● **Problem description**: Lines with "this": copy each one from the listing below.

● **Supplied entries**:

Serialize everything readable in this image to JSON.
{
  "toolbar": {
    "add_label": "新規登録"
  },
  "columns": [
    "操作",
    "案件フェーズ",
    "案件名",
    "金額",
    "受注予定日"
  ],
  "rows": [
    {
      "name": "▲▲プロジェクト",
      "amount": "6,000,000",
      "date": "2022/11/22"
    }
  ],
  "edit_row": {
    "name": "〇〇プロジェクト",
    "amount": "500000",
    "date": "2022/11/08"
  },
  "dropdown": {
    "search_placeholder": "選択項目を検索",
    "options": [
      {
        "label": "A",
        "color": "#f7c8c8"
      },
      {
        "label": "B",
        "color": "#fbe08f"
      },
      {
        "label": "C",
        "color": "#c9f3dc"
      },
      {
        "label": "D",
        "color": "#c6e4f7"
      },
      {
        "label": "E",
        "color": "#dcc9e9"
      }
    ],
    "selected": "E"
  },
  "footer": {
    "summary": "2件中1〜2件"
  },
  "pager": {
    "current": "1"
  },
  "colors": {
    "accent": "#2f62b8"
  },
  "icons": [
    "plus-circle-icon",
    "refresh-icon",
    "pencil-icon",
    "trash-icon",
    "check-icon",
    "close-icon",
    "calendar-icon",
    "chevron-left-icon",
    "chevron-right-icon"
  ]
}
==
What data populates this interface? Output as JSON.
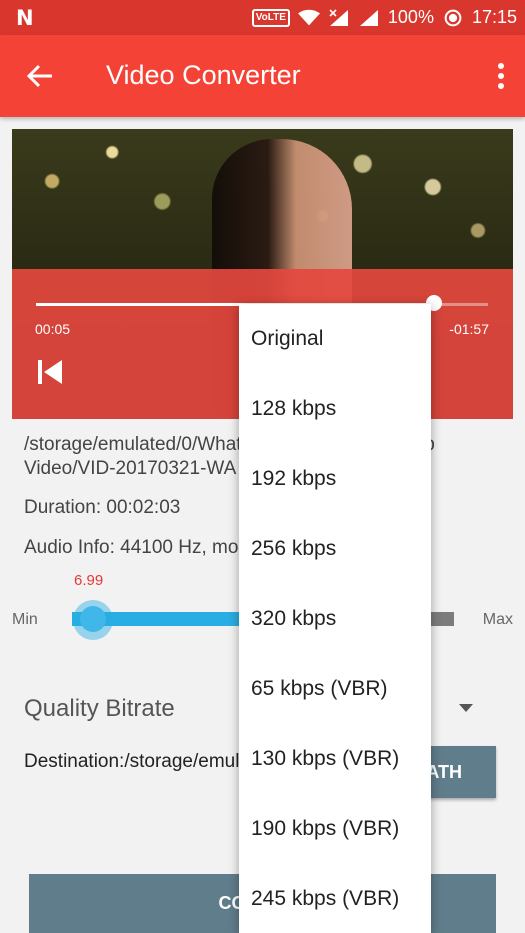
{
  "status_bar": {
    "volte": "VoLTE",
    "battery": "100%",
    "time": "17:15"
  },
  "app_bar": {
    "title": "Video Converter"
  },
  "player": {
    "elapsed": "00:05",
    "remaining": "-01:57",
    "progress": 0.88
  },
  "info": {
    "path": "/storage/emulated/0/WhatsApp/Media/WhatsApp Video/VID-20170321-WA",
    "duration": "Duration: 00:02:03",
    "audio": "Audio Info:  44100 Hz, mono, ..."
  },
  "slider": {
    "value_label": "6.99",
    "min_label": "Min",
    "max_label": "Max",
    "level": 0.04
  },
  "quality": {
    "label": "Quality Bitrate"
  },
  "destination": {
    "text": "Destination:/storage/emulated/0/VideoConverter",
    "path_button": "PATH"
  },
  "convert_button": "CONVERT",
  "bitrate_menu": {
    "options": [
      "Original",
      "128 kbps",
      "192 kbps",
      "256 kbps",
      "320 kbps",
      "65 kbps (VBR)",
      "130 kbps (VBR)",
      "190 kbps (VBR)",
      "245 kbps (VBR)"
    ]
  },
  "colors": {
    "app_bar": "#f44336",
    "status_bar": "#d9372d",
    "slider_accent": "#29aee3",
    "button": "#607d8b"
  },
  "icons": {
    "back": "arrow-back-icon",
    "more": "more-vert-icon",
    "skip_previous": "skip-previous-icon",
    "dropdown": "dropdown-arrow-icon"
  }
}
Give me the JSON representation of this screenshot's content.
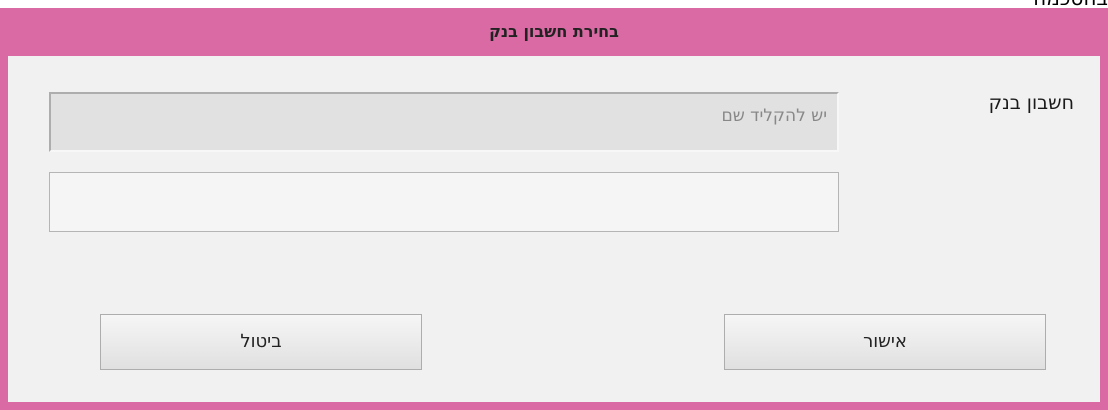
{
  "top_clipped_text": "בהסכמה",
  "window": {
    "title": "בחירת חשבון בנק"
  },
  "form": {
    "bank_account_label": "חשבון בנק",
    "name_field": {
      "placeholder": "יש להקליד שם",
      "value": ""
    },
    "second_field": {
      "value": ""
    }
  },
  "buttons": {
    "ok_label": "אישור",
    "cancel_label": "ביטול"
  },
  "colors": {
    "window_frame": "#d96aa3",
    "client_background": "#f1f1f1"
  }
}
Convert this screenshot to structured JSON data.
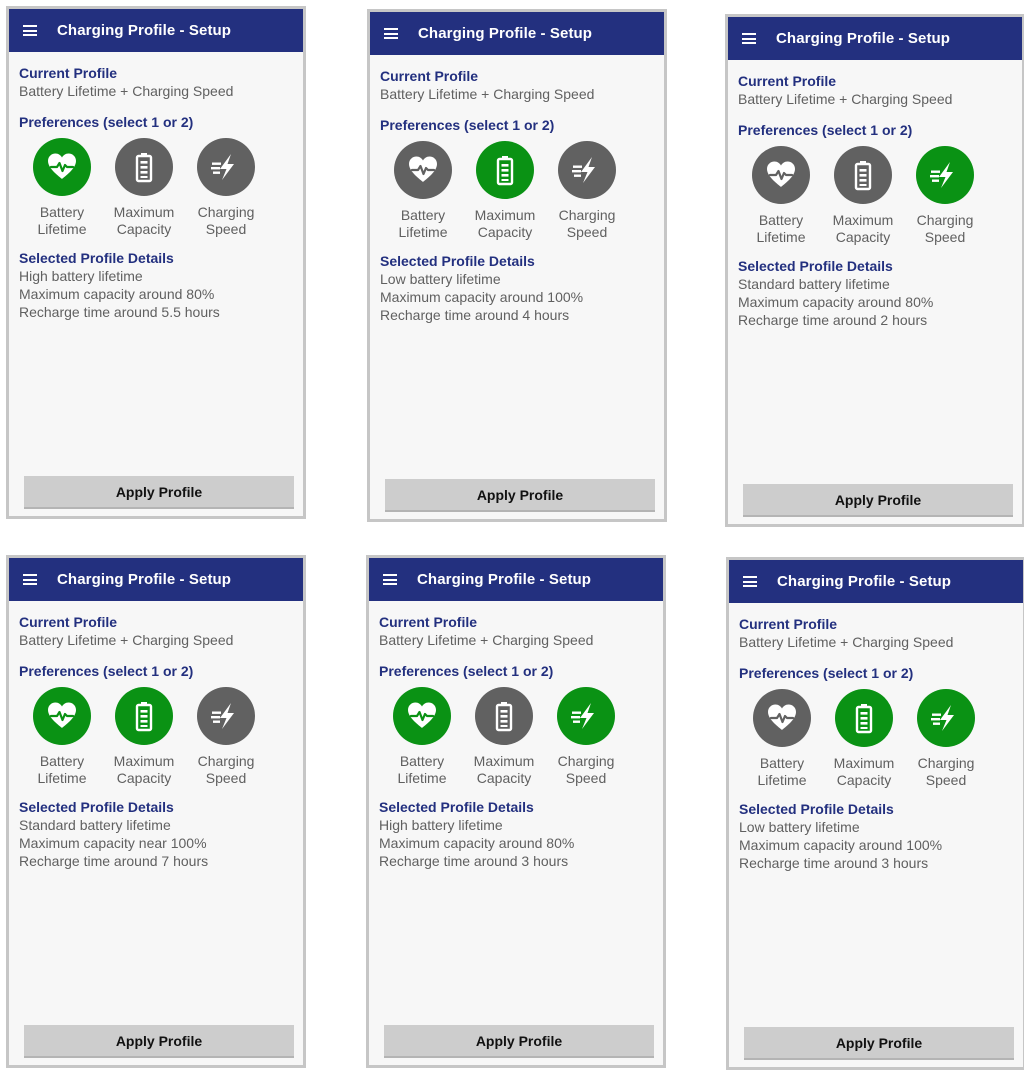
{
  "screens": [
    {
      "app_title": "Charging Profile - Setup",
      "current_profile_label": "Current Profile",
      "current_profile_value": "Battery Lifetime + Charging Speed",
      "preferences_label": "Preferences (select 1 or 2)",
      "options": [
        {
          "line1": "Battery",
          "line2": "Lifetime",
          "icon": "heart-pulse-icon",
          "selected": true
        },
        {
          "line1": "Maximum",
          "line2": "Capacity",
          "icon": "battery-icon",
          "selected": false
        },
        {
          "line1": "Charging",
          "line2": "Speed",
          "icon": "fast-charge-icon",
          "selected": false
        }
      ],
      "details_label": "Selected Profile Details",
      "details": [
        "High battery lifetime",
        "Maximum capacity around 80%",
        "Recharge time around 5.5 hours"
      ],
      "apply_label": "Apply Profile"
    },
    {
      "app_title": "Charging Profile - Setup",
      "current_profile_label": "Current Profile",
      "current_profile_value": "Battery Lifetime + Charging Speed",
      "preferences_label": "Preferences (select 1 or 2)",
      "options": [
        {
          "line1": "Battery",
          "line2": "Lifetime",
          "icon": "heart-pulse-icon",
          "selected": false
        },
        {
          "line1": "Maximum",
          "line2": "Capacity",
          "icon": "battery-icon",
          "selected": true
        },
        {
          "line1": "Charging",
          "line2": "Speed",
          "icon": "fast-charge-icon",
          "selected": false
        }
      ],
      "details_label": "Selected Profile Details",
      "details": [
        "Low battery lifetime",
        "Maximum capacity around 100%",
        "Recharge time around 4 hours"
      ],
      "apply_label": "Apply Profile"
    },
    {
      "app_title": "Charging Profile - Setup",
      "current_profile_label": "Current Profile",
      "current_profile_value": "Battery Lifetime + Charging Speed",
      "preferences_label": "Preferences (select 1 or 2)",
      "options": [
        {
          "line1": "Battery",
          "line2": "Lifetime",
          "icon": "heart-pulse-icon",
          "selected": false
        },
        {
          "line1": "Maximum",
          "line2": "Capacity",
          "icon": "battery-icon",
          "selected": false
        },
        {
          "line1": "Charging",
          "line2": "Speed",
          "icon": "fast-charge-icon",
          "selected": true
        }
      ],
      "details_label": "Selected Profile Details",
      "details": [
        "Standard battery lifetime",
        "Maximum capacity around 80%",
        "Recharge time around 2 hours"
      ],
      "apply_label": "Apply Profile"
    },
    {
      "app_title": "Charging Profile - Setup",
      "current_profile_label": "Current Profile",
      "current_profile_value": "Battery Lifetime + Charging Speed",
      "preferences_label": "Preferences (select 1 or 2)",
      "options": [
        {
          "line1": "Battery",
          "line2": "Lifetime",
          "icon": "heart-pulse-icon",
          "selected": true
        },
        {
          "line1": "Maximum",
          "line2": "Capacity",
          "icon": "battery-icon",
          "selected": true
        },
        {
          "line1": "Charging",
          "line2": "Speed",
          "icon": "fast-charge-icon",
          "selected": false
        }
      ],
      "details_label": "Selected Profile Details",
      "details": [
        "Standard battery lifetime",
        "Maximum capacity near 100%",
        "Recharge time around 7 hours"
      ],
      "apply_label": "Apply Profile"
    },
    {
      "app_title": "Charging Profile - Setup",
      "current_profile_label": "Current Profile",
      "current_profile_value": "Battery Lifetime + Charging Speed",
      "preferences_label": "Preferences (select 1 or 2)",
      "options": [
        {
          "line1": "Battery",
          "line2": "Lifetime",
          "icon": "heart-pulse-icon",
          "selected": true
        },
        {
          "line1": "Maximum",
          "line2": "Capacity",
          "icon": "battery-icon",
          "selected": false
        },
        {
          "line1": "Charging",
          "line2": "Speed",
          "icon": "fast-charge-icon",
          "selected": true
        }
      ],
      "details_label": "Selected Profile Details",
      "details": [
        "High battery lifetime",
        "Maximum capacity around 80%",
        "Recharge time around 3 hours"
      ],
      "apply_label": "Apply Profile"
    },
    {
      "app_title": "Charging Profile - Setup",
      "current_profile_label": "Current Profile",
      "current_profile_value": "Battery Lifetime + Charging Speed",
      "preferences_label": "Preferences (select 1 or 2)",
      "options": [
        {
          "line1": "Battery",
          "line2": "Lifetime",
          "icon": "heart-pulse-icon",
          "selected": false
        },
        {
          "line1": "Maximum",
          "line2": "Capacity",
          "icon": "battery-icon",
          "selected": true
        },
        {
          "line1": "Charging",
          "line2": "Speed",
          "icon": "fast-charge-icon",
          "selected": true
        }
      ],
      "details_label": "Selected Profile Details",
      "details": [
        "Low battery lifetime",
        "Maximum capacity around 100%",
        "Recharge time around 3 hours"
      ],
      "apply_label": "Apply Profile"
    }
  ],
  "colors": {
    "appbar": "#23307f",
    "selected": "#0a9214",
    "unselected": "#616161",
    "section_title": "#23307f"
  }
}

● **Task solution**:
Serialize everything readable in this image to JSON.
What data populates this interface? Output as JSON.
Give me the JSON representation of this screenshot's content.
Convert this screenshot to structured JSON data.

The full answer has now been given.